*Task item*:
From the entries that follow, pick out all lines holding "this".

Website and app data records

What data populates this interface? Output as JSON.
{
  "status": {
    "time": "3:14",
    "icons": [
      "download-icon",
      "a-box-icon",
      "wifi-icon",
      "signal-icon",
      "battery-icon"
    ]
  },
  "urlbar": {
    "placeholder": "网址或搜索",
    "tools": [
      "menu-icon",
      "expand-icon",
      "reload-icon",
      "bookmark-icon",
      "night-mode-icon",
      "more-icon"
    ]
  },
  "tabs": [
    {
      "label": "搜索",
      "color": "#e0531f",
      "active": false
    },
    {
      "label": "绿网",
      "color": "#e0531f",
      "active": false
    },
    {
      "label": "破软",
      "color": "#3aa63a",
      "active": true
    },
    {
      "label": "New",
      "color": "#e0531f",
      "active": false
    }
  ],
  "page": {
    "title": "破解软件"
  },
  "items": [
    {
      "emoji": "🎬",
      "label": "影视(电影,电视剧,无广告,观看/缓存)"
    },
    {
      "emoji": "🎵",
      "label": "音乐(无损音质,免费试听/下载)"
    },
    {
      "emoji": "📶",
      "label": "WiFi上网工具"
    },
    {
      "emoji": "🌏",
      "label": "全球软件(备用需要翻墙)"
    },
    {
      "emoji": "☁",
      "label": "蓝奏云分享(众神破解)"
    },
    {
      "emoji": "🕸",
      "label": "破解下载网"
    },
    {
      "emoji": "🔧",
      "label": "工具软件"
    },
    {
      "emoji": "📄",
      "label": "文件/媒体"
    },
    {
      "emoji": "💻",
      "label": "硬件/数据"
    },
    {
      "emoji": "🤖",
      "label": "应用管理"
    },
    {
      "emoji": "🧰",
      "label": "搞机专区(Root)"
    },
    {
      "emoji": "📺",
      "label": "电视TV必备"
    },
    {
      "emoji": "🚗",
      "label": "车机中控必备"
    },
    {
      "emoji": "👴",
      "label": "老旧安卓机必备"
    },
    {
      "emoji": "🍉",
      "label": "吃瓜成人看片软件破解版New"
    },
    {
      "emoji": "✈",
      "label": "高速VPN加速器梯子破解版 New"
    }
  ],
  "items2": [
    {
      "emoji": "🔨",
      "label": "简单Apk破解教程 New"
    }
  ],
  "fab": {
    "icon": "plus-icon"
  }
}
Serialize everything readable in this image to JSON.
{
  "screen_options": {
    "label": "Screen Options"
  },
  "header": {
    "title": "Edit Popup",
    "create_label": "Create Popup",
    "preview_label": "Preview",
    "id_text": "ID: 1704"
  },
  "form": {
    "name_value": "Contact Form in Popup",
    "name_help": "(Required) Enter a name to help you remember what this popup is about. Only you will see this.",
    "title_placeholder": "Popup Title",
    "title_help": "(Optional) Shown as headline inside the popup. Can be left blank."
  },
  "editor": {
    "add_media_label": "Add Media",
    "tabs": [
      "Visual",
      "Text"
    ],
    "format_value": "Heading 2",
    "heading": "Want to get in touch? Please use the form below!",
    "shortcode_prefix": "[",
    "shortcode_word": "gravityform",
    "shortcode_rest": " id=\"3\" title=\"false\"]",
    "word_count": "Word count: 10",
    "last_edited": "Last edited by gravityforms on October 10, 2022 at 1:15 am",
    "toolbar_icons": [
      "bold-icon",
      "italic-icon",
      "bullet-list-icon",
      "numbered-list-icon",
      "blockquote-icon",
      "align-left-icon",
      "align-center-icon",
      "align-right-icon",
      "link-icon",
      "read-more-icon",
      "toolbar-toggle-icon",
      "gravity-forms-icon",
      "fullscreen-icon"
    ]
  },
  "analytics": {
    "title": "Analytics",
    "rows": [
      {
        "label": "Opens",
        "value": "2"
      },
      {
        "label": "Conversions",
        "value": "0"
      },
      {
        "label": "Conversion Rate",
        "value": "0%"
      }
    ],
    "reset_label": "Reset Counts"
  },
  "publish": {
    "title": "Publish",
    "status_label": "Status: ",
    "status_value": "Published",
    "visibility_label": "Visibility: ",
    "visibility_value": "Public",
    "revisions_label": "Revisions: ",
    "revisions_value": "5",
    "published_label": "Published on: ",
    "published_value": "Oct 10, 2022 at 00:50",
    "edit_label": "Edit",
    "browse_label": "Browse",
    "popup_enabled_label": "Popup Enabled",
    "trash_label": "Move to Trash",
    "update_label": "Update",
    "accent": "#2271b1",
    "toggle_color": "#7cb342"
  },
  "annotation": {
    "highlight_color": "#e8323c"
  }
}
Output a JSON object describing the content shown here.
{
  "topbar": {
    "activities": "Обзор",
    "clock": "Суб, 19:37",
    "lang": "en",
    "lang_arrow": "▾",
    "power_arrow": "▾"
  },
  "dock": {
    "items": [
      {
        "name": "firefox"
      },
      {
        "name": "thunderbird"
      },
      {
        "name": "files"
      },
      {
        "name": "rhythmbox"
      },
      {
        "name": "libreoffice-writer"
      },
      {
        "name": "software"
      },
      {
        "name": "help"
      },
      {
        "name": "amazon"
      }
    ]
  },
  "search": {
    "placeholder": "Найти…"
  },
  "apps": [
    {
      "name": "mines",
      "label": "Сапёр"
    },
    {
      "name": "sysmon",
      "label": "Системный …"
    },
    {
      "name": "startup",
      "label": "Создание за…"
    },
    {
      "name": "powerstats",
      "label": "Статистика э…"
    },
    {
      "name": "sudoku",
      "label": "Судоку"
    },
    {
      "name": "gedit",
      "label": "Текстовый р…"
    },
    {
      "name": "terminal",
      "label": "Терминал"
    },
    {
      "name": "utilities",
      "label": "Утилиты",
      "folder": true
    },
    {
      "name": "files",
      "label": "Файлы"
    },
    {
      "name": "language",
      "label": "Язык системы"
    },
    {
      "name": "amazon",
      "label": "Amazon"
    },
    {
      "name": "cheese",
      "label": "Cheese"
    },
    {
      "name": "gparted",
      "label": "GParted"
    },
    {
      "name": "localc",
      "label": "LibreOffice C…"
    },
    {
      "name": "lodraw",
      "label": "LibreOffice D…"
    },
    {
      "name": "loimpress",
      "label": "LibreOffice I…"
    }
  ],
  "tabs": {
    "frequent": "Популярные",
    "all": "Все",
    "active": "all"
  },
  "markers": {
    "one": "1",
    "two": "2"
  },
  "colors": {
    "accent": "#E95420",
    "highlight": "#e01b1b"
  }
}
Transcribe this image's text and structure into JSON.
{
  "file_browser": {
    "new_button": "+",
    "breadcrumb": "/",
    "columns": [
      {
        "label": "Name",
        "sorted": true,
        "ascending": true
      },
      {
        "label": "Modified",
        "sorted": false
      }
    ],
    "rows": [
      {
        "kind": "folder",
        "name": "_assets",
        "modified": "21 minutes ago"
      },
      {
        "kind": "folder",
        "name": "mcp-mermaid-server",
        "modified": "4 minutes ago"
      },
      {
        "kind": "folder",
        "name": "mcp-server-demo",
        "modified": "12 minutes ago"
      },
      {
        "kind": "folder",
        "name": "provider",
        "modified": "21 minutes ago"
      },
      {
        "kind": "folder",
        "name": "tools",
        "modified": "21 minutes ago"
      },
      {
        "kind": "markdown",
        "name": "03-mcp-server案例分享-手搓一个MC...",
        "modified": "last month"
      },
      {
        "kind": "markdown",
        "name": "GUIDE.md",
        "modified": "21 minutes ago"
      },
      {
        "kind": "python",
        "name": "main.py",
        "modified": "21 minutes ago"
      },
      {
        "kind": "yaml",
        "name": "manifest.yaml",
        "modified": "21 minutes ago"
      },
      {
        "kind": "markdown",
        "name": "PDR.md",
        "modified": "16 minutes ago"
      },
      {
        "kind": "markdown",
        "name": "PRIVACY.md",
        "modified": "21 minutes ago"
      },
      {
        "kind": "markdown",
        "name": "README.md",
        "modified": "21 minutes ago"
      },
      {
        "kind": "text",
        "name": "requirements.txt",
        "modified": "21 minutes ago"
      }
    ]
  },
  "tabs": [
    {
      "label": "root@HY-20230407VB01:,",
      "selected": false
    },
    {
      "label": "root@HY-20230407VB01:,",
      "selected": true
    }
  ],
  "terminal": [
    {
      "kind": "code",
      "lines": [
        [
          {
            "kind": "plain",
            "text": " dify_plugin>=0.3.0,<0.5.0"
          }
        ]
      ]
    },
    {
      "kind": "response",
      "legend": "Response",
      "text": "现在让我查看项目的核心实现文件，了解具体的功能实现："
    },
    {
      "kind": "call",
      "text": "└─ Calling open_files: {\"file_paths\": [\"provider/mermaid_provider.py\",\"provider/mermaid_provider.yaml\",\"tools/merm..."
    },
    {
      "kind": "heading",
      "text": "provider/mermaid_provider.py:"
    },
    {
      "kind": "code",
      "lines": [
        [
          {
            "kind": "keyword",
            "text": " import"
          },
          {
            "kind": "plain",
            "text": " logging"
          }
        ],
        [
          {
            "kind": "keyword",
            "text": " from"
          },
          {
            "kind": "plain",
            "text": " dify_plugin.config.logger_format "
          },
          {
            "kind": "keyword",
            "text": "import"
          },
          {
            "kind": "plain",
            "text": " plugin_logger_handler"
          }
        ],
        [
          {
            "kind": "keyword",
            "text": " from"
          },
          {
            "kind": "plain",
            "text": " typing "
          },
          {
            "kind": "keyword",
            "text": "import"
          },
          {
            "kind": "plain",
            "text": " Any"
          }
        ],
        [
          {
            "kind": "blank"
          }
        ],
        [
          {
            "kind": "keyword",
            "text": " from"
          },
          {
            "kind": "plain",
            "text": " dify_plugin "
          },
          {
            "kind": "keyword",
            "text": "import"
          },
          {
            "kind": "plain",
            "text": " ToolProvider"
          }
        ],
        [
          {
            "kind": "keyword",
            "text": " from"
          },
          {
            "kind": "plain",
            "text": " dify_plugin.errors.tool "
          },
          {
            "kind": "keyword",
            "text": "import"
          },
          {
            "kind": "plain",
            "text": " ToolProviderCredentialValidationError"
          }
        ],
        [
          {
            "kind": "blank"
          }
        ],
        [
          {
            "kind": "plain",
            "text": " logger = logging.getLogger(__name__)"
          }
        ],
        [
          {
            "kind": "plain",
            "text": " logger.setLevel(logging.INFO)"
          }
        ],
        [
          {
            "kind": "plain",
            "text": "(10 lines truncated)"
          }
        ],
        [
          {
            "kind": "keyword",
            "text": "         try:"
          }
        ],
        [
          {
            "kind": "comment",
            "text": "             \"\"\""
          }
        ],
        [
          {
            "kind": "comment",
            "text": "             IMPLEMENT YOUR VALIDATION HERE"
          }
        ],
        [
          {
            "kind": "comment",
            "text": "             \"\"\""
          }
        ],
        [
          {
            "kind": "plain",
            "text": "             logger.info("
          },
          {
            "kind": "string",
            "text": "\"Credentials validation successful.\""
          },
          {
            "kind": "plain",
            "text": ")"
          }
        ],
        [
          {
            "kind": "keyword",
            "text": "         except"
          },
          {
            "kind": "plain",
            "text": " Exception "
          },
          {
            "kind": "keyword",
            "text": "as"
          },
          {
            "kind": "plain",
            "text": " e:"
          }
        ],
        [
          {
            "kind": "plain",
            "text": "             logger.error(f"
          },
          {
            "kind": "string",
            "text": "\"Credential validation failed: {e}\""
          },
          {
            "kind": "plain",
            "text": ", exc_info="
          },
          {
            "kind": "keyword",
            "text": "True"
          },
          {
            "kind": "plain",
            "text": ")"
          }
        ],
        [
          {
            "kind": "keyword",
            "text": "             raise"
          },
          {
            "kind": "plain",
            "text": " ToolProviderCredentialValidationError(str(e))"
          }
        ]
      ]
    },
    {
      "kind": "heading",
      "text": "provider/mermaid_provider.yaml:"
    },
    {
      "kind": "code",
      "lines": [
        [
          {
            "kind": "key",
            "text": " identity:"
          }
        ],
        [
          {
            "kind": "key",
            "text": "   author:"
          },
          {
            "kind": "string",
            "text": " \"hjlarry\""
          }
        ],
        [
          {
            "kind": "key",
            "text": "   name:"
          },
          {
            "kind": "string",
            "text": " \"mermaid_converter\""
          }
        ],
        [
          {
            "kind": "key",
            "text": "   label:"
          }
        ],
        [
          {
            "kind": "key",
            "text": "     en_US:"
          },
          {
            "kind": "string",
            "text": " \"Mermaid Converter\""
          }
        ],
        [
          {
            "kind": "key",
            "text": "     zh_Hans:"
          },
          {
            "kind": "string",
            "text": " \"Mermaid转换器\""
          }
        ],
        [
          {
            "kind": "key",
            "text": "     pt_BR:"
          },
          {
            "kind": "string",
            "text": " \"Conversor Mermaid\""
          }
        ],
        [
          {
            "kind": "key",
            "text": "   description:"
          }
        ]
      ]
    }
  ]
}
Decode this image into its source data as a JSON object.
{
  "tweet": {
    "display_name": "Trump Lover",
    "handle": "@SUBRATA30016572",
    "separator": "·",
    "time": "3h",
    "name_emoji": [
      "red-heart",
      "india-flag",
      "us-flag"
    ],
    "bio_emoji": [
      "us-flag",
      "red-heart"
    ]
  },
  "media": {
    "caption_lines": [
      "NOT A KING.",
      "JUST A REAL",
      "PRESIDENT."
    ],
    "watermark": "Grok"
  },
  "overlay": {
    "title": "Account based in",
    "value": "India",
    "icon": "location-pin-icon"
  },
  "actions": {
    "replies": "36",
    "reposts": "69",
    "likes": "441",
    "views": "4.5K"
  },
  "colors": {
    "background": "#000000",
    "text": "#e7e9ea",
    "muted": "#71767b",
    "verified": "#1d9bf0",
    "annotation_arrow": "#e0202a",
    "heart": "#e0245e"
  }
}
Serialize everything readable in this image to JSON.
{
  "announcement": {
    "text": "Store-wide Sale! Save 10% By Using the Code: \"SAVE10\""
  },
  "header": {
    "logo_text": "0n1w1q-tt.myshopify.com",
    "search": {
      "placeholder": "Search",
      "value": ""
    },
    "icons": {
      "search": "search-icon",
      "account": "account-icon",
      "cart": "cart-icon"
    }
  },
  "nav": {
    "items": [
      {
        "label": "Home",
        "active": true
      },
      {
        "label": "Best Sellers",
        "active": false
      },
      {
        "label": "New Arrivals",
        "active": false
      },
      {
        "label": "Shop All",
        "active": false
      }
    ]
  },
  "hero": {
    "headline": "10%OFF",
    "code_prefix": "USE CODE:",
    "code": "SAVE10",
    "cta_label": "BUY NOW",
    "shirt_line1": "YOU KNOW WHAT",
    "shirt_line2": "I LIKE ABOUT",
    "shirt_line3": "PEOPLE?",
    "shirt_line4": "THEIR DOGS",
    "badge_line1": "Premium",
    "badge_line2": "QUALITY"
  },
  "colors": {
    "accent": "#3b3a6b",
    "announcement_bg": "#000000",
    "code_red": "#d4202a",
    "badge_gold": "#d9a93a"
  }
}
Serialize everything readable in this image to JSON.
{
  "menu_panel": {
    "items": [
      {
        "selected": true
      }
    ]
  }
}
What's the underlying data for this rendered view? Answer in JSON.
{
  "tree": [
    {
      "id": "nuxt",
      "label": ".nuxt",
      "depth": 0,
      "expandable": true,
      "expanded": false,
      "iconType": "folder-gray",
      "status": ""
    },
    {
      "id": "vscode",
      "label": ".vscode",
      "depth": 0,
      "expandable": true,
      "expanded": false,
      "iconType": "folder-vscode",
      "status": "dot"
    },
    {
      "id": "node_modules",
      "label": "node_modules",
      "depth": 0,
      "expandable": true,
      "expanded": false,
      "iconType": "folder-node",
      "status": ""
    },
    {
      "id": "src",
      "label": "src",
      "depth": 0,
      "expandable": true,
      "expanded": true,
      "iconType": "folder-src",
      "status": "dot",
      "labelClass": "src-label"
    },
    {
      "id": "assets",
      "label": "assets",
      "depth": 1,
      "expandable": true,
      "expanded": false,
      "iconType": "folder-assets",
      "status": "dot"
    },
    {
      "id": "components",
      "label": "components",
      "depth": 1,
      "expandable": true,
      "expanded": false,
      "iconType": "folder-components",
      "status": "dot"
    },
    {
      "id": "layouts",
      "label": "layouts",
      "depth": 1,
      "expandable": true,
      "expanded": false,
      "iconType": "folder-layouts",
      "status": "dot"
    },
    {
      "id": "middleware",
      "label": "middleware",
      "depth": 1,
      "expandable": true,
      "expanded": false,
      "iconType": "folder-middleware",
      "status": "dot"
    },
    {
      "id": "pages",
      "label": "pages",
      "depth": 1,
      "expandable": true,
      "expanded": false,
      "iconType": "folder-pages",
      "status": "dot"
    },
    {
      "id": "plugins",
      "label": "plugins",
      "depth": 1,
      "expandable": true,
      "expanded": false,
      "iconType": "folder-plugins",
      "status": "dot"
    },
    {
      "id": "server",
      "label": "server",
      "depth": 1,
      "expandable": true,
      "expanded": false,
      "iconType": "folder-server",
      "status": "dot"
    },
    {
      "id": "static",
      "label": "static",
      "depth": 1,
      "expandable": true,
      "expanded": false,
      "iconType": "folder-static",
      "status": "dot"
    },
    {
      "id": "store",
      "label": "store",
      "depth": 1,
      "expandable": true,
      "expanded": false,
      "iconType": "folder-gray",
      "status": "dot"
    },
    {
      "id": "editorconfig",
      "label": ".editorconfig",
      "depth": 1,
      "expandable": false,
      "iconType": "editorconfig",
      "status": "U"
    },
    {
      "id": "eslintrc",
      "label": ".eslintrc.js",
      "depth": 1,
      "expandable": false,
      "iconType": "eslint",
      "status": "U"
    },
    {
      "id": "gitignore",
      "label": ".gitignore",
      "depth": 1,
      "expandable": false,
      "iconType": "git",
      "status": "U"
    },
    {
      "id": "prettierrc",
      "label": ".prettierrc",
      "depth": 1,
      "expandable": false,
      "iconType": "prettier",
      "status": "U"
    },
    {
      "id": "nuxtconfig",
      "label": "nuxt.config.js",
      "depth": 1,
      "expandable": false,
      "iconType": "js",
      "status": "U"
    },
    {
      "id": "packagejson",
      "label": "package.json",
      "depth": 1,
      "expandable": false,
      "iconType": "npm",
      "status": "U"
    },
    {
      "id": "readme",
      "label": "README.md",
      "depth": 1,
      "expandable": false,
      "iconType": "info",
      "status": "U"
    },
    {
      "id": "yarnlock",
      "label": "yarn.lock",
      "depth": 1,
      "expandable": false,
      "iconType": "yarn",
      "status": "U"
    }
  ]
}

*Reply*:
What data populates this interface? Output as JSON.
Serialize everything readable in this image to JSON.
    "name_help": "(Required) Enter a name to help you remember what this popup is about. Only you will see this.",
Transcribe this image's text and structure into JSON.
Decode this image into its source data as a JSON object.
Serialize everything readable in this image to JSON.
Serialize everything readable in this image to JSON.
What's the underlying data for this rendered view? Answer in JSON.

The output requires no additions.